_DESCRIPTION OF THE TASK_. Please copy each line of the records below that holds the word "icon".

_DATA_.
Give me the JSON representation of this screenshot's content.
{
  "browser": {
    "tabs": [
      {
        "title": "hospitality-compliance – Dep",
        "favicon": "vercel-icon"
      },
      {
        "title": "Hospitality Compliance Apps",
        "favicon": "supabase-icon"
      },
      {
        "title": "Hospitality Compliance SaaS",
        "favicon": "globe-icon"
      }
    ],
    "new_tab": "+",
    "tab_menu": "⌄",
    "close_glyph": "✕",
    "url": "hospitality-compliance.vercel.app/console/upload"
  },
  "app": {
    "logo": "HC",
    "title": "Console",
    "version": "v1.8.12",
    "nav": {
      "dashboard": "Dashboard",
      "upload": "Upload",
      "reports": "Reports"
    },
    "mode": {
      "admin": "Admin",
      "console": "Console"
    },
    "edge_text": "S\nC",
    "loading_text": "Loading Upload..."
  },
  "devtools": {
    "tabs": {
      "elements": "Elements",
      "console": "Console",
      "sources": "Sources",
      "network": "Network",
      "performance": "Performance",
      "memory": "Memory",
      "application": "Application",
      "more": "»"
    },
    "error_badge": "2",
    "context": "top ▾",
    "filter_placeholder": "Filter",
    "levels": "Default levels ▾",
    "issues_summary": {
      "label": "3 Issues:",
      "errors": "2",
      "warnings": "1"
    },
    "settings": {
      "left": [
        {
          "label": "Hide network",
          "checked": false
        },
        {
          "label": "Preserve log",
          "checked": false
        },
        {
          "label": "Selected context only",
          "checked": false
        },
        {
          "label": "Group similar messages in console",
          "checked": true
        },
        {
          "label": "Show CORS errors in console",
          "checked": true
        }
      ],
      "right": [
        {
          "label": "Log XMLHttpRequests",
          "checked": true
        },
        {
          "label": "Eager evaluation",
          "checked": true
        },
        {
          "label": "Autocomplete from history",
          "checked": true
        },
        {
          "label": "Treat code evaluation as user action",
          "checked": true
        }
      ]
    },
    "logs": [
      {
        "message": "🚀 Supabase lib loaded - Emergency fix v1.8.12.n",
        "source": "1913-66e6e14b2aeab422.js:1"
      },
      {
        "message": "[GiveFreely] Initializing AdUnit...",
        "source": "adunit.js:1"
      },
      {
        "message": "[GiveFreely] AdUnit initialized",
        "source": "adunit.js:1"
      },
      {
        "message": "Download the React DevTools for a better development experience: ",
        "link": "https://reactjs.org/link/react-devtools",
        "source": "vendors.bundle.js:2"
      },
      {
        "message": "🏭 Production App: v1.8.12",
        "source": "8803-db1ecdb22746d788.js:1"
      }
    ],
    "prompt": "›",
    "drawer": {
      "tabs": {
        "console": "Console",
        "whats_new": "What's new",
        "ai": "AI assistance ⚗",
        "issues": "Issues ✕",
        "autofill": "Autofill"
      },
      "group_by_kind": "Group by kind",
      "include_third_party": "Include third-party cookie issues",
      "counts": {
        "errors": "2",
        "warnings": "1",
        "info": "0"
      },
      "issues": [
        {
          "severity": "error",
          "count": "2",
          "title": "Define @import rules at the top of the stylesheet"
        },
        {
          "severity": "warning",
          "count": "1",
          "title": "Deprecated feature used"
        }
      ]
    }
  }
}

_SOLUTION_.
        "favicon": "vercel-icon"
        "favicon": "supabase-icon"
        "favicon": "globe-icon"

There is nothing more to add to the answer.